Problem statement: Give the number of lines in the data below where the string "JSON" occurs, and nothing else.

[Task inputs — start]

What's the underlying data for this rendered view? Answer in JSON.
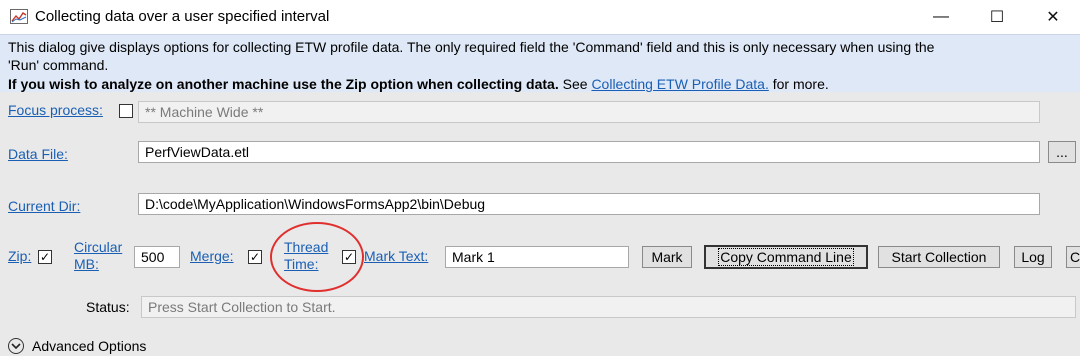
{
  "window": {
    "title": "Collecting data over a user specified interval",
    "minimize": "—",
    "maximize": "☐",
    "close": "✕"
  },
  "info": {
    "line1": "This dialog give displays options for collecting ETW profile data. The only required field the 'Command' field and this is only necessary when using the",
    "line2": "'Run' command.",
    "line3_bold": "If you wish to analyze on another machine use the Zip option when collecting data.",
    "line3_see": " See ",
    "line3_link": "Collecting ETW Profile Data.",
    "line3_end": " for more."
  },
  "form": {
    "focus_process": {
      "label": "Focus process:",
      "checked": false,
      "value": "** Machine Wide **"
    },
    "data_file": {
      "label": "Data File:",
      "value": "PerfViewData.etl",
      "browse_label": "..."
    },
    "current_dir": {
      "label": "Current Dir:",
      "value": "D:\\code\\MyApplication\\WindowsFormsApp2\\bin\\Debug"
    },
    "zip": {
      "label": "Zip:",
      "checked": "✓"
    },
    "circular": {
      "label_line1": "Circular",
      "label_line2": "MB:",
      "value": "500"
    },
    "merge": {
      "label": "Merge:",
      "checked": "✓"
    },
    "thread_time": {
      "label_line1": "Thread",
      "label_line2": "Time:",
      "checked": "✓"
    },
    "mark_text": {
      "label": "Mark Text:",
      "value": "Mark 1"
    },
    "buttons": {
      "mark": "Mark",
      "copy_command_line": "Copy Command Line",
      "start_collection": "Start Collection",
      "log": "Log",
      "cut_off": "C"
    },
    "status": {
      "label": "Status:",
      "value": "Press Start Collection to Start."
    }
  },
  "advanced": {
    "label": "Advanced Options"
  },
  "colors": {
    "info_bg": "#dfe8f6",
    "panel_bg": "#e9e9e9",
    "link": "#1a5fb4",
    "highlight_circle": "#e0302e"
  },
  "icons": [
    "app-chart-icon",
    "minimize-icon",
    "maximize-icon",
    "close-icon",
    "check-icon",
    "expand-chevron-icon"
  ]
}
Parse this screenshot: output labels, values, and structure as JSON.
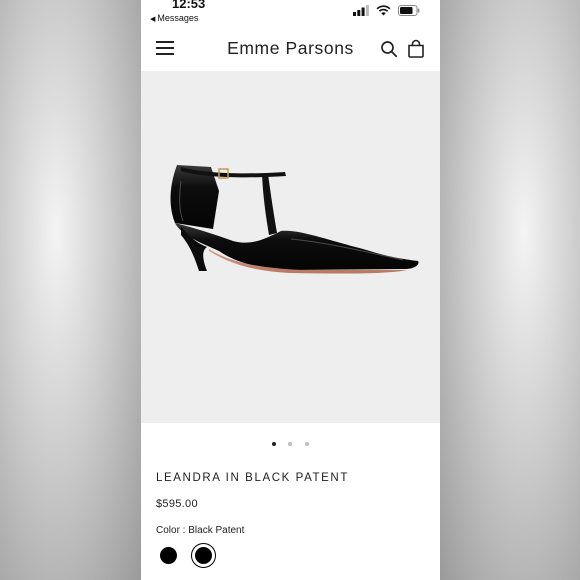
{
  "status_bar": {
    "time": "12:53",
    "back_label": "Messages"
  },
  "header": {
    "brand": "Emme Parsons",
    "icons": [
      "menu-icon",
      "search-icon",
      "bag-icon"
    ]
  },
  "gallery": {
    "slide_count": 3,
    "active_slide": 1
  },
  "product": {
    "title": "LEANDRA IN BLACK PATENT",
    "price": "$595.00",
    "color_label": "Color : ",
    "color_value": "Black Patent",
    "swatches": [
      {
        "color": "#000000",
        "selected": false
      },
      {
        "color": "#000000",
        "selected": true
      }
    ]
  },
  "colors": {
    "page_bg": "#ffffff",
    "image_bg": "#eeeeee",
    "text": "#222222",
    "dot_inactive": "#bdbdbd"
  }
}
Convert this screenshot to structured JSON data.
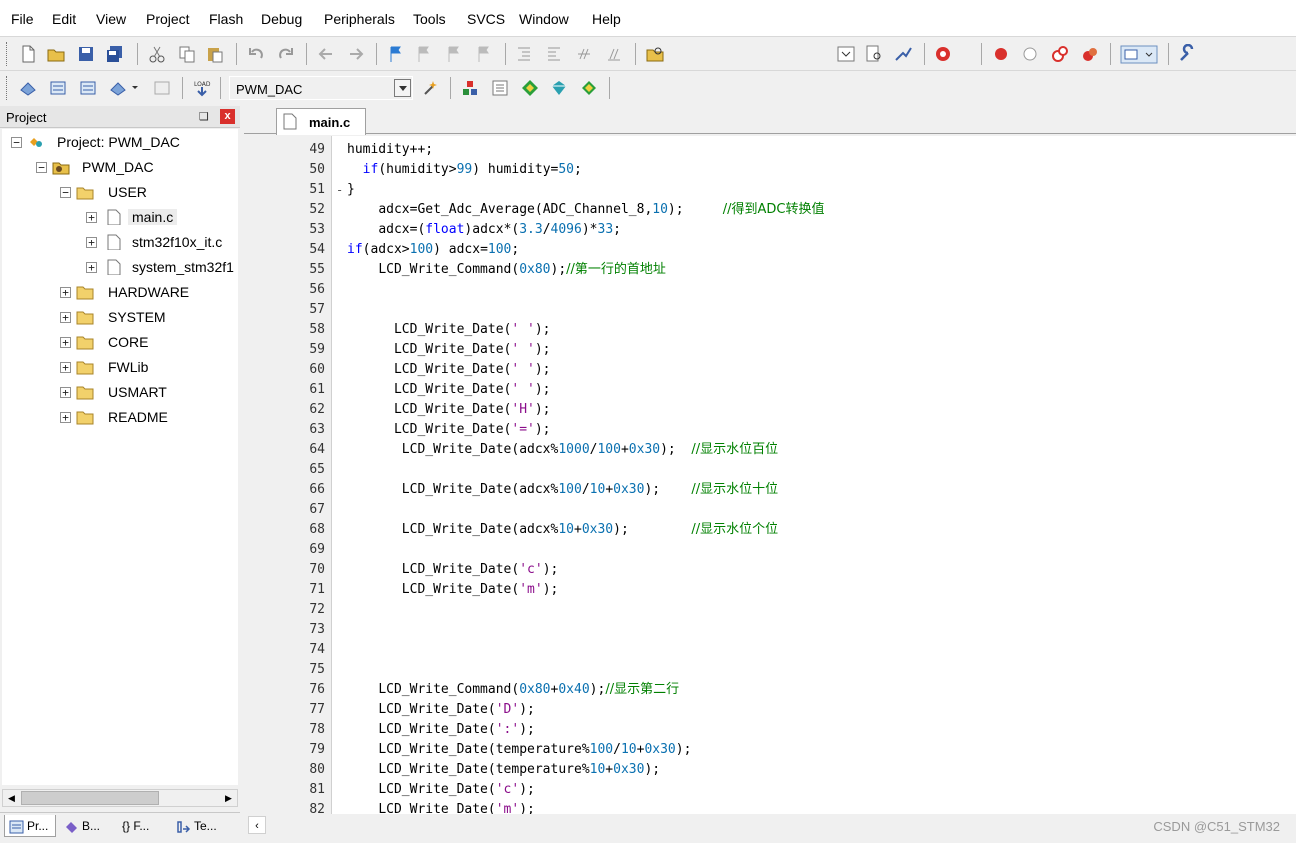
{
  "menu": [
    "File",
    "Edit",
    "View",
    "Project",
    "Flash",
    "Debug",
    "Peripherals",
    "Tools",
    "SVCS",
    "Window",
    "Help"
  ],
  "toolbar": {
    "target_name": "PWM_DAC",
    "load_label": "LOAD"
  },
  "project_panel": {
    "title": "Project",
    "pin_glyph": "❑",
    "close_glyph": "x",
    "tree": [
      {
        "label": "Project: PWM_DAC",
        "expander": "−"
      },
      {
        "label": "PWM_DAC",
        "expander": "−"
      },
      {
        "label": "USER",
        "expander": "−"
      },
      {
        "label": "main.c",
        "expander": "+"
      },
      {
        "label": "stm32f10x_it.c",
        "expander": "+"
      },
      {
        "label": "system_stm32f1",
        "expander": "+"
      },
      {
        "label": "HARDWARE",
        "expander": "+"
      },
      {
        "label": "SYSTEM",
        "expander": "+"
      },
      {
        "label": "CORE",
        "expander": "+"
      },
      {
        "label": "FWLib",
        "expander": "+"
      },
      {
        "label": "USMART",
        "expander": "+"
      },
      {
        "label": "README",
        "expander": "+"
      }
    ],
    "bottom_tabs": [
      "Pr...",
      "B...",
      "{} F...",
      "Te..."
    ]
  },
  "editor": {
    "active_tab": "main.c",
    "watermark": "CSDN @C51_STM32",
    "lines": [
      {
        "n": "49",
        "code": "humidity++;"
      },
      {
        "n": "50",
        "code": "  if(humidity>99) humidity=50;"
      },
      {
        "n": "51",
        "code": "}"
      },
      {
        "n": "52",
        "code": "    adcx=Get_Adc_Average(ADC_Channel_8,10);     //得到ADC转换值"
      },
      {
        "n": "53",
        "code": "    adcx=(float)adcx*(3.3/4096)*33;"
      },
      {
        "n": "54",
        "code": "if(adcx>100) adcx=100;"
      },
      {
        "n": "55",
        "code": "    LCD_Write_Command(0x80);//第一行的首地址"
      },
      {
        "n": "56",
        "code": ""
      },
      {
        "n": "57",
        "code": ""
      },
      {
        "n": "58",
        "code": "      LCD_Write_Date(' ');"
      },
      {
        "n": "59",
        "code": "      LCD_Write_Date(' ');"
      },
      {
        "n": "60",
        "code": "      LCD_Write_Date(' ');"
      },
      {
        "n": "61",
        "code": "      LCD_Write_Date(' ');"
      },
      {
        "n": "62",
        "code": "      LCD_Write_Date('H');"
      },
      {
        "n": "63",
        "code": "      LCD_Write_Date('=');"
      },
      {
        "n": "64",
        "code": "       LCD_Write_Date(adcx%1000/100+0x30);  //显示水位百位"
      },
      {
        "n": "65",
        "code": ""
      },
      {
        "n": "66",
        "code": "       LCD_Write_Date(adcx%100/10+0x30);    //显示水位十位"
      },
      {
        "n": "67",
        "code": ""
      },
      {
        "n": "68",
        "code": "       LCD_Write_Date(adcx%10+0x30);        //显示水位个位"
      },
      {
        "n": "69",
        "code": ""
      },
      {
        "n": "70",
        "code": "       LCD_Write_Date('c');"
      },
      {
        "n": "71",
        "code": "       LCD_Write_Date('m');"
      },
      {
        "n": "72",
        "code": ""
      },
      {
        "n": "73",
        "code": ""
      },
      {
        "n": "74",
        "code": ""
      },
      {
        "n": "75",
        "code": ""
      },
      {
        "n": "76",
        "code": "    LCD_Write_Command(0x80+0x40);//显示第二行"
      },
      {
        "n": "77",
        "code": "    LCD_Write_Date('D');"
      },
      {
        "n": "78",
        "code": "    LCD_Write_Date(':');"
      },
      {
        "n": "79",
        "code": "    LCD_Write_Date(temperature%100/10+0x30);"
      },
      {
        "n": "80",
        "code": "    LCD_Write_Date(temperature%10+0x30);"
      },
      {
        "n": "81",
        "code": "    LCD_Write_Date('c');"
      },
      {
        "n": "82",
        "code": "    LCD_Write_Date('m');"
      }
    ]
  },
  "colors": {
    "comment": "#008000",
    "number": "#0a70b0",
    "keyword": "#0000ff",
    "string": "#8a0c8a"
  }
}
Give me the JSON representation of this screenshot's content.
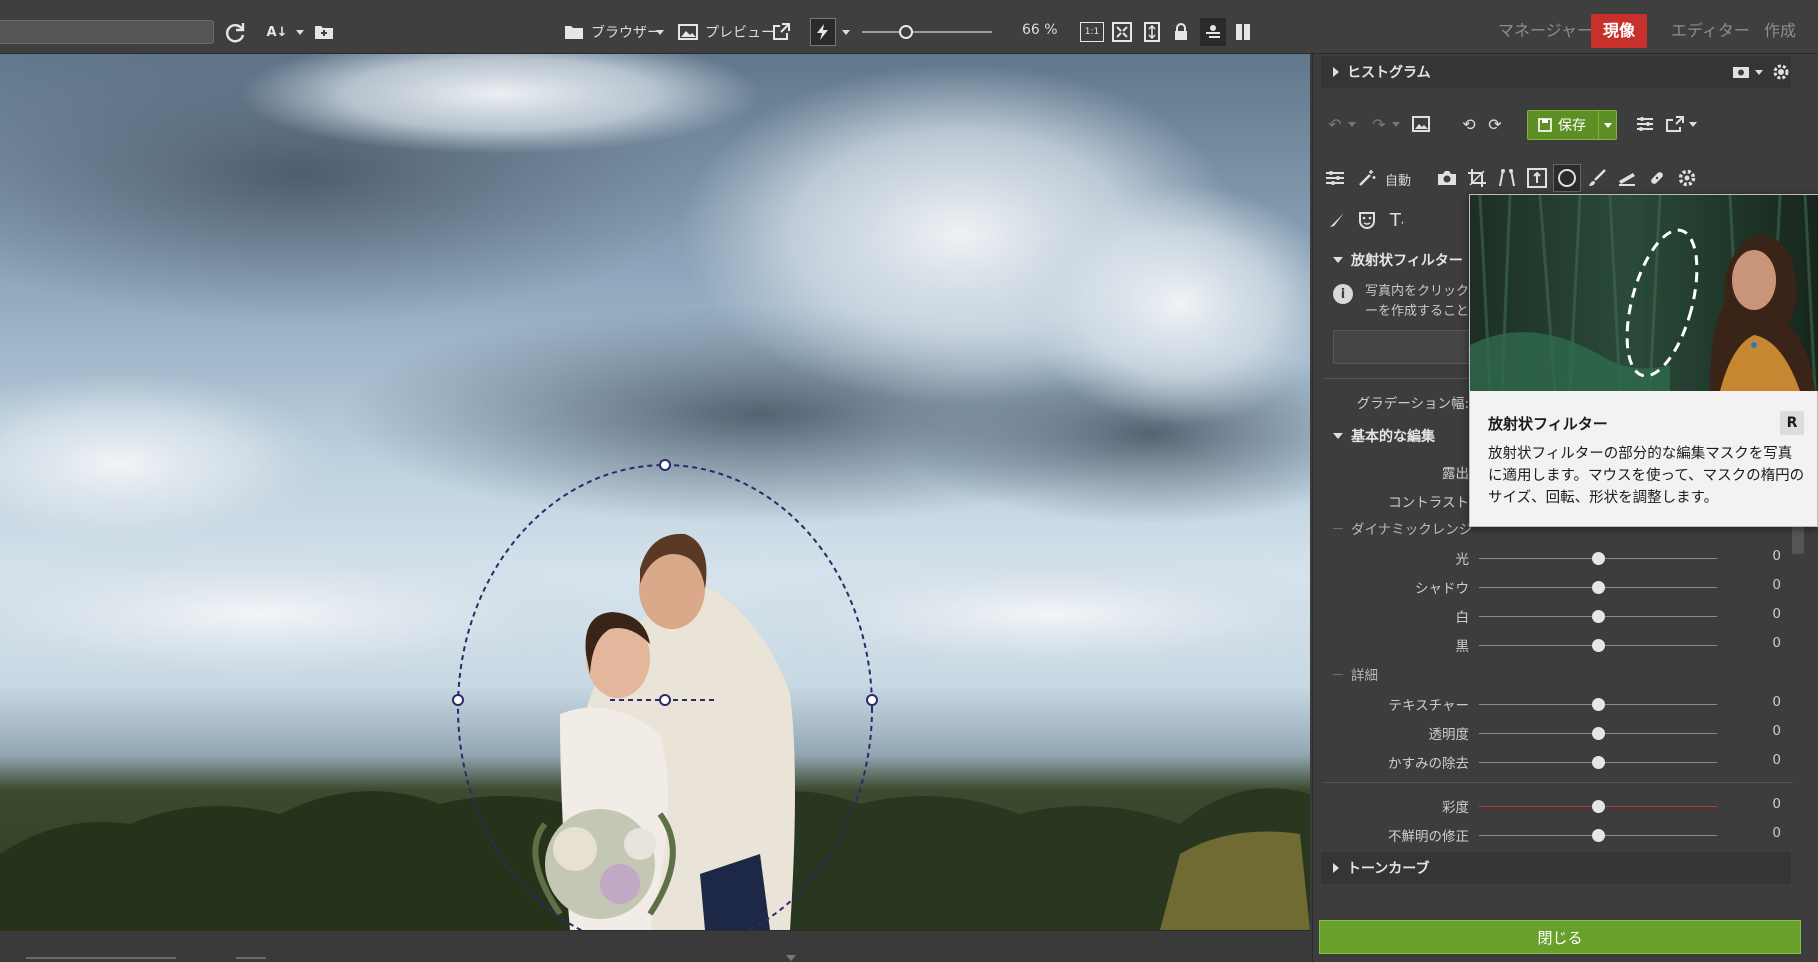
{
  "toolbar": {
    "browser_label": "ブラウザー",
    "preview_label": "プレビュー",
    "zoom_level": 0.66,
    "zoom_text": "66 %",
    "icons": [
      "refresh-icon",
      "sort-az-icon",
      "new-folder-icon",
      "external-window-icon",
      "flash-icon",
      "one-to-one-icon",
      "fit-screen-icon",
      "fit-width-icon",
      "lock-icon",
      "compare-icon",
      "split-view-icon"
    ]
  },
  "modes": [
    {
      "label": "マネージャー",
      "active": false
    },
    {
      "label": "現像",
      "active": true
    },
    {
      "label": "エディター",
      "active": false
    },
    {
      "label": "作成",
      "active": false
    }
  ],
  "panel": {
    "histogram_label": "ヒストグラム",
    "save_label": "保存",
    "auto_label": "自動",
    "radial_filter_label": "放射状フィルター",
    "info_line1": "写真内をクリックし",
    "info_line2": "ーを作成することが",
    "gradation_label": "グラデーション幅:",
    "basic_edit_label": "基本的な編集",
    "exposure_label": "露出",
    "contrast_label": "コントラスト",
    "dynamic_range_label": "ダイナミックレンジ",
    "detail_label": "詳細",
    "tone_curve_label": "トーンカーブ",
    "close_label": "閉じる",
    "sliders_dynamic": [
      {
        "label": "光",
        "value": "0",
        "fraction": 0.5
      },
      {
        "label": "シャドウ",
        "value": "0",
        "fraction": 0.5
      },
      {
        "label": "白",
        "value": "0",
        "fraction": 0.5
      },
      {
        "label": "黒",
        "value": "0",
        "fraction": 0.5
      }
    ],
    "sliders_detail": [
      {
        "label": "テキスチャー",
        "value": "0",
        "fraction": 0.5
      },
      {
        "label": "透明度",
        "value": "0",
        "fraction": 0.5
      },
      {
        "label": "かすみの除去",
        "value": "0",
        "fraction": 0.5
      }
    ],
    "sliders_color": [
      {
        "label": "彩度",
        "value": "0",
        "fraction": 0.5
      },
      {
        "label": "不鮮明の修正",
        "value": "0",
        "fraction": 0.5
      }
    ]
  },
  "tooltip": {
    "title": "放射状フィルター",
    "shortcut": "R",
    "description": "放射状フィルターの部分的な編集マスクを写真に適用します。マウスを使って、マスクの楕円のサイズ、回転、形状を調整します。"
  },
  "colors": {
    "active_mode": "#c8302c",
    "save_green": "#5d8f25",
    "close_green": "#67a12b",
    "saturation_track": "#b23a3a"
  }
}
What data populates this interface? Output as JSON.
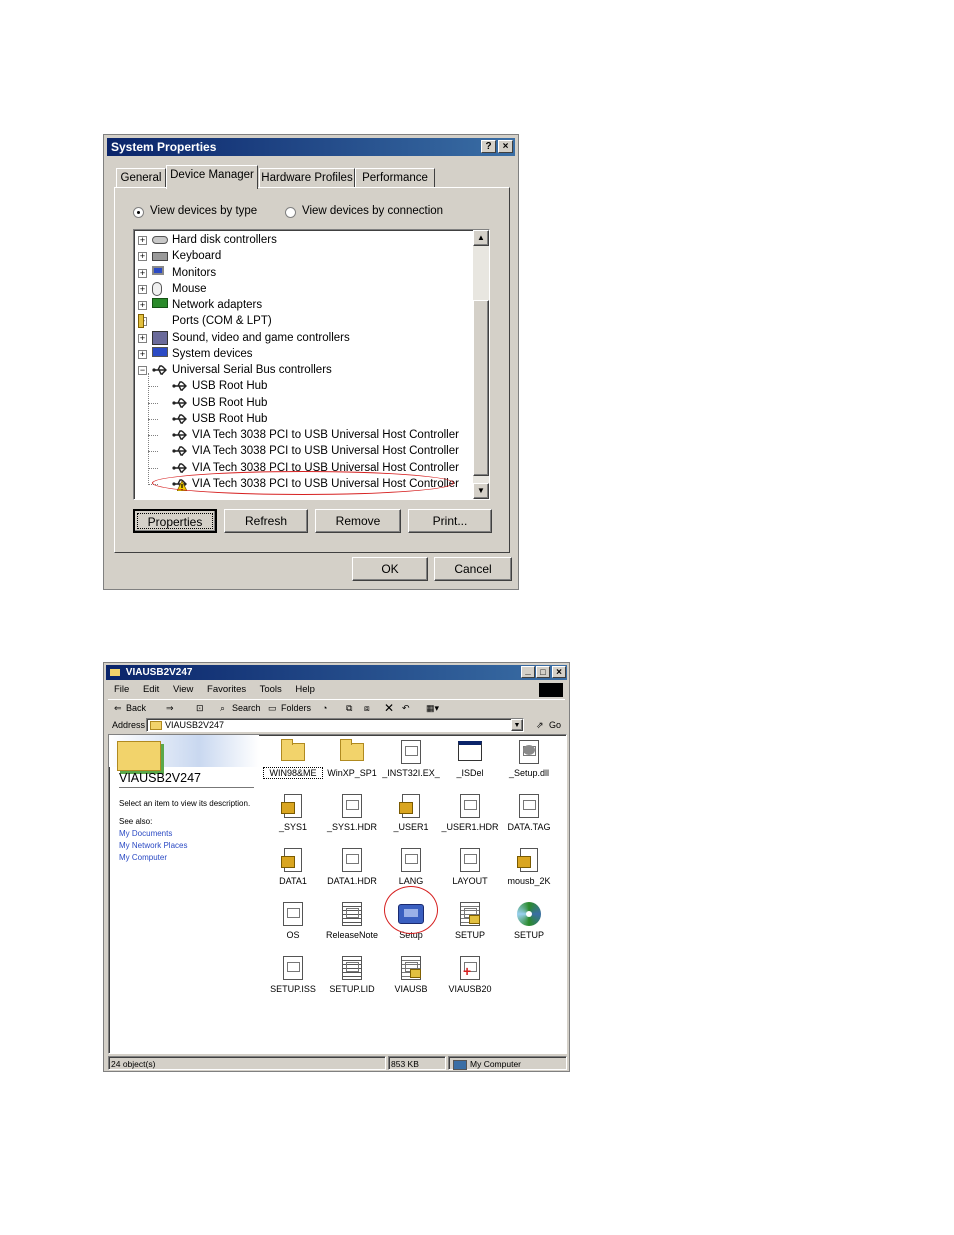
{
  "sysprops": {
    "title": "System Properties",
    "help": "?",
    "close": "×",
    "tabs": [
      "General",
      "Device Manager",
      "Hardware Profiles",
      "Performance"
    ],
    "radio_type": "View devices by type",
    "radio_connection": "View devices by connection",
    "tree": [
      {
        "label": "Hard disk controllers",
        "icon": "disk-controller-icon",
        "level": 0,
        "expander": "+"
      },
      {
        "label": "Keyboard",
        "icon": "keyboard-icon",
        "level": 0,
        "expander": "+"
      },
      {
        "label": "Monitors",
        "icon": "monitor-icon",
        "level": 0,
        "expander": "+"
      },
      {
        "label": "Mouse",
        "icon": "mouse-icon",
        "level": 0,
        "expander": "+"
      },
      {
        "label": "Network adapters",
        "icon": "network-adapter-icon",
        "level": 0,
        "expander": "+"
      },
      {
        "label": "Ports (COM & LPT)",
        "icon": "port-icon",
        "level": 0,
        "expander": "+"
      },
      {
        "label": "Sound, video and game controllers",
        "icon": "sound-icon",
        "level": 0,
        "expander": "+"
      },
      {
        "label": "System devices",
        "icon": "computer-icon",
        "level": 0,
        "expander": "+"
      },
      {
        "label": "Universal Serial Bus controllers",
        "icon": "usb-icon",
        "level": 0,
        "expander": "−"
      },
      {
        "label": "USB Root Hub",
        "icon": "usb-icon",
        "level": 1
      },
      {
        "label": "USB Root Hub",
        "icon": "usb-icon",
        "level": 1
      },
      {
        "label": "USB Root Hub",
        "icon": "usb-icon",
        "level": 1
      },
      {
        "label": "VIA Tech 3038 PCI to USB Universal Host Controller",
        "icon": "usb-icon",
        "level": 1
      },
      {
        "label": "VIA Tech 3038 PCI to USB Universal Host Controller",
        "icon": "usb-icon",
        "level": 1
      },
      {
        "label": "VIA Tech 3038 PCI to USB Universal Host Controller",
        "icon": "usb-icon",
        "level": 1
      },
      {
        "label": "VIA Tech 3038 PCI to USB Universal Host Controller",
        "icon": "usb-warning-icon",
        "level": 1
      }
    ],
    "buttons": {
      "properties": "Properties",
      "refresh": "Refresh",
      "remove": "Remove",
      "print": "Print..."
    },
    "ok": "OK",
    "cancel": "Cancel",
    "colors": {
      "highlight_circle": "#d62020"
    }
  },
  "explorer": {
    "title": "VIAUSB2V247",
    "menu": [
      "File",
      "Edit",
      "View",
      "Favorites",
      "Tools",
      "Help"
    ],
    "toolbar": {
      "back": "Back",
      "search": "Search",
      "folders": "Folders"
    },
    "address_label": "Address",
    "address_value": "VIAUSB2V247",
    "go": "Go",
    "sidebar": {
      "folder_name": "VIAUSB2V247",
      "description": "Select an item to view its description.",
      "see_also": "See also:",
      "links": [
        "My Documents",
        "My Network Places",
        "My Computer"
      ]
    },
    "files": [
      {
        "name": "WIN98&ME",
        "icon": "folder-icon",
        "kind": "folder"
      },
      {
        "name": "WinXP_SP1",
        "icon": "folder-icon",
        "kind": "folder"
      },
      {
        "name": "_INST32I.EX_",
        "icon": "file-icon",
        "kind": "doc"
      },
      {
        "name": "_ISDel",
        "icon": "application-icon",
        "kind": "app"
      },
      {
        "name": "_Setup.dll",
        "icon": "dll-icon",
        "kind": "dll"
      },
      {
        "name": "_SYS1",
        "icon": "installer-icon",
        "kind": "inst"
      },
      {
        "name": "_SYS1.HDR",
        "icon": "file-icon",
        "kind": "doc"
      },
      {
        "name": "_USER1",
        "icon": "installer-icon",
        "kind": "inst"
      },
      {
        "name": "_USER1.HDR",
        "icon": "file-icon",
        "kind": "doc"
      },
      {
        "name": "DATA.TAG",
        "icon": "file-icon",
        "kind": "doc"
      },
      {
        "name": "DATA1",
        "icon": "installer-icon",
        "kind": "inst"
      },
      {
        "name": "DATA1.HDR",
        "icon": "file-icon",
        "kind": "doc"
      },
      {
        "name": "LANG",
        "icon": "file-icon",
        "kind": "doc"
      },
      {
        "name": "LAYOUT",
        "icon": "file-icon",
        "kind": "doc"
      },
      {
        "name": "mousb_2K",
        "icon": "installer-icon",
        "kind": "inst"
      },
      {
        "name": "OS",
        "icon": "file-icon",
        "kind": "doc"
      },
      {
        "name": "ReleaseNote",
        "icon": "text-file-icon",
        "kind": "txt"
      },
      {
        "name": "Setup",
        "icon": "setup-icon",
        "kind": "setup"
      },
      {
        "name": "SETUP",
        "icon": "config-file-icon",
        "kind": "ini"
      },
      {
        "name": "SETUP",
        "icon": "disc-icon",
        "kind": "disc"
      },
      {
        "name": "SETUP.ISS",
        "icon": "file-icon",
        "kind": "doc"
      },
      {
        "name": "SETUP.LID",
        "icon": "text-file-icon",
        "kind": "txt"
      },
      {
        "name": "VIAUSB",
        "icon": "config-file-icon",
        "kind": "ini"
      },
      {
        "name": "VIAUSB20",
        "icon": "inf-file-icon",
        "kind": "inf"
      }
    ],
    "status": {
      "objects": "24 object(s)",
      "size": "853 KB",
      "zone": "My Computer"
    }
  }
}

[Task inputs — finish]

Reply: 5